Unsurprisingly, part of the extended entourage that were chilling upstairs before the show included a number of Camden’s very own Piff Gang, a group of young men known as much for their penchant for getting wavey as for their skill at rapping. During the show the young man known as Don Silk had sparked and passed a doobie to one of my two producer buddies, who unwittingly took a man sized hit in order to remain in the spirit of the occasion. Unfortunately, it seems that this particular doobie had been laced with an additional ingredient (we later assumed it to be some form of liquid codeine) which caused the poor fellow to turn grey, green and every shade in between. Hilarity ensued (I wasn’t exactly sober myself) as the producer in question repeatedly proclaimed that he had never been so high. The singular drag also served to completely numb his throat, resulting in the now immortal exclamation – ‘My throat is high’. “Dude, I am so high.” “How high?” “So high. Like, so high, I can’t feel my throat. My throat is high.”
So, my friend was high. So high, in fact, that we quite happily took a walk up the road in the now freezing winds with Tommy Mas for pizza and coffee and some much needed air after the first show; a spontaneous trip which in turn became my entry visa into the forbidden land of ‘Above The Barfly’. At this point, things get a little hazy. A lot of booze and a lot of everything else, too. Add the fact that Bronson and his cohorts were not drinking on this particular occasion and you have myself, two of my good time buddies and the whole of the Piff Gang with a few crates of Red Stripe, a good few bottles of Grey Goose and an abundance of the stickiest of the icky. Needless to say, my memory is somewhat skewed now, although one of my last endearing memories is of Action Bronson taking a marker pen to a freshly painted white wall and nailing it with a tag. I went to the toilet before leaving, must’ve only been gone for 5 minutes, and when I came back to chill for a little while longer before dusting off I was confronted with quite a scene.
As far as I’m aware both Action Bronson and Piff Gang were henceforth banned from performing at The Camden Barfly ever again; rumour has it that they’ve banned Hip Hop shows in the venue altogether ever since then. We bustled downstairs as part of the entourage, stayed for 15 minutes or so and then realised we (myself, 184 and The Purist) were all completely shit faced so we got the fuck out of there. Bronson was visibly more….. Subdued than during his last performance (subdued by MOUNTAINS OF WEED, haha) so we didn’t feel like we were missing out on much.

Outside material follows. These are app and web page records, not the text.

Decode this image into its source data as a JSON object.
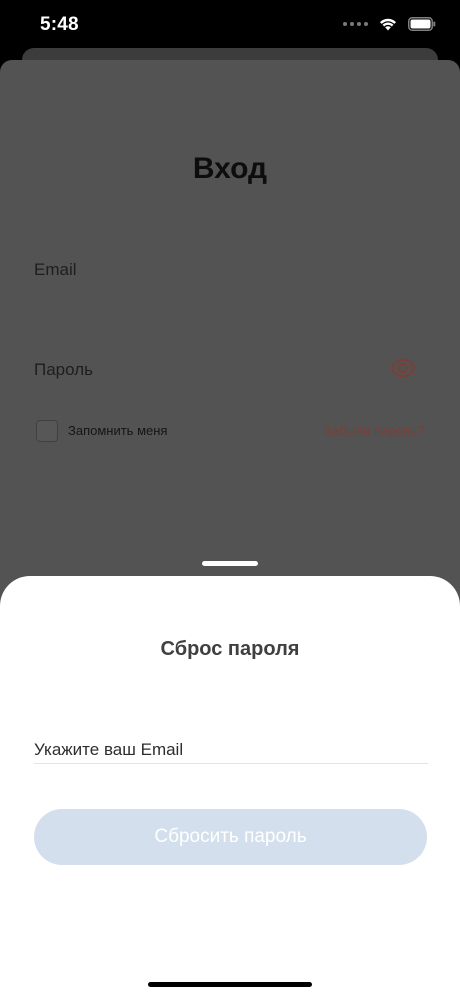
{
  "status_bar": {
    "time": "5:48",
    "icons": [
      "signal-dots-icon",
      "wifi-icon",
      "battery-icon"
    ]
  },
  "login": {
    "title": "Вход",
    "email_label": "Email",
    "password_label": "Пароль",
    "remember_label": "Запомнить меня",
    "remember_checked": false,
    "forgot_link": "Забыли пароль?",
    "accent_color": "#7a3f36"
  },
  "reset_sheet": {
    "title": "Сброс пароля",
    "email_placeholder": "Укажите ваш Email",
    "email_value": "",
    "submit_label": "Сбросить пароль",
    "submit_color": "#d3dfed"
  }
}
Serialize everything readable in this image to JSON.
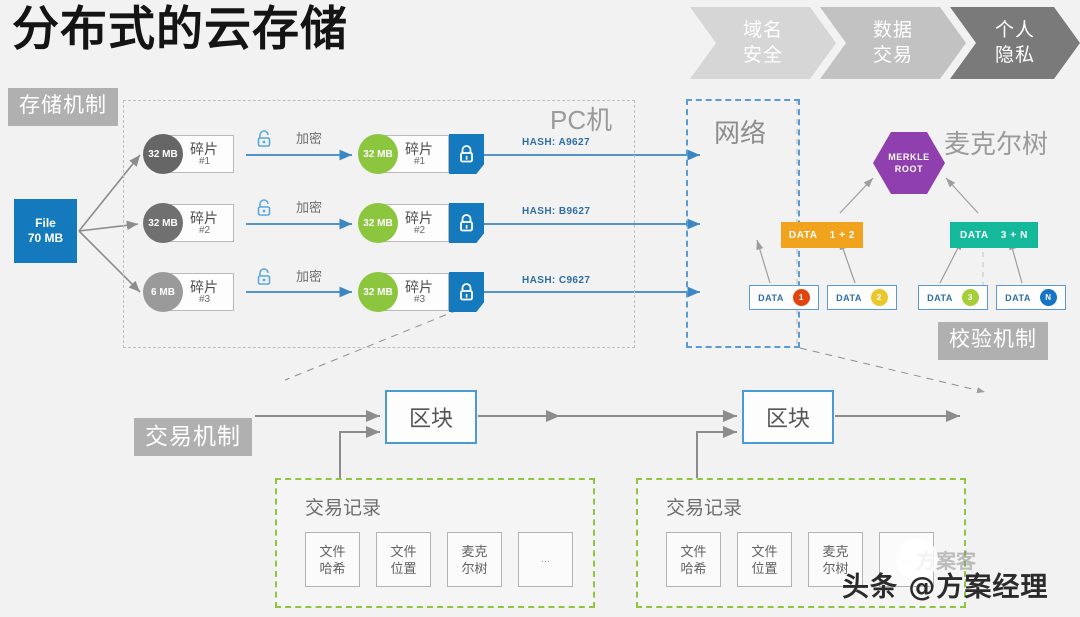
{
  "title": "分布式的云存储",
  "badges": {
    "storage": "存储机制",
    "verify": "校验机制",
    "transaction": "交易机制"
  },
  "chevrons": [
    {
      "label_line1": "域名",
      "label_line2": "安全",
      "color": "#d6d6d6"
    },
    {
      "label_line1": "数据",
      "label_line2": "交易",
      "color": "#c2c2c2"
    },
    {
      "label_line1": "个人",
      "label_line2": "隐私",
      "color": "#7a7a7a"
    }
  ],
  "regions": {
    "pc_label": "PC机",
    "network_label": "网络",
    "merkle_label": "麦克尔树"
  },
  "file": {
    "name": "File",
    "size": "70 MB",
    "color": "#1479bd"
  },
  "raw_chunks": [
    {
      "size": "32 MB",
      "label": "碎片",
      "index": "#1",
      "color": "#666666"
    },
    {
      "size": "32 MB",
      "label": "碎片",
      "index": "#2",
      "color": "#707070"
    },
    {
      "size": "6 MB",
      "label": "碎片",
      "index": "#3",
      "color": "#9a9a9a"
    }
  ],
  "encrypt_labels": [
    "加密",
    "加密",
    "加密"
  ],
  "encrypted_chunks": [
    {
      "size": "32 MB",
      "label": "碎片",
      "index": "#1",
      "color": "#8cc63f"
    },
    {
      "size": "32 MB",
      "label": "碎片",
      "index": "#2",
      "color": "#8cc63f"
    },
    {
      "size": "32 MB",
      "label": "碎片",
      "index": "#3",
      "color": "#8cc63f"
    }
  ],
  "hashes": [
    "HASH: A9627",
    "HASH: B9627",
    "HASH: C9627"
  ],
  "merkle": {
    "root": {
      "line1": "MERKLE",
      "line2": "ROOT",
      "color": "#8f3fae"
    },
    "mid": [
      {
        "label": "DATA",
        "value": "1 + 2",
        "color": "#f1a31d"
      },
      {
        "label": "DATA",
        "value": "3 + N",
        "color": "#14b89a"
      }
    ],
    "leaves": [
      {
        "label": "DATA",
        "value": "1",
        "color": "#e0450f"
      },
      {
        "label": "DATA",
        "value": "2",
        "color": "#ecc72c"
      },
      {
        "label": "DATA",
        "value": "3",
        "color": "#a6ce39"
      },
      {
        "label": "DATA",
        "value": "N",
        "color": "#1574c4"
      }
    ]
  },
  "blocks": [
    {
      "label": "区块"
    },
    {
      "label": "区块"
    }
  ],
  "tx_records": [
    {
      "title": "交易记录",
      "cells": [
        {
          "line1": "文件",
          "line2": "哈希"
        },
        {
          "line1": "文件",
          "line2": "位置"
        },
        {
          "line1": "麦克",
          "line2": "尔树"
        },
        {
          "line1": "...",
          "line2": ""
        }
      ]
    },
    {
      "title": "交易记录",
      "cells": [
        {
          "line1": "文件",
          "line2": "哈希"
        },
        {
          "line1": "文件",
          "line2": "位置"
        },
        {
          "line1": "麦克",
          "line2": "尔树"
        },
        {
          "line1": "...",
          "line2": ""
        }
      ]
    }
  ],
  "watermark": {
    "text": "头条 @方案经理",
    "faint_text": "方案客"
  }
}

And there you have it. Another brilliant Hip Hop anecdote communicated from my brain via my fingers. I hope you enjoyed reading it as much as I am about to enjoy the dump I am about to take.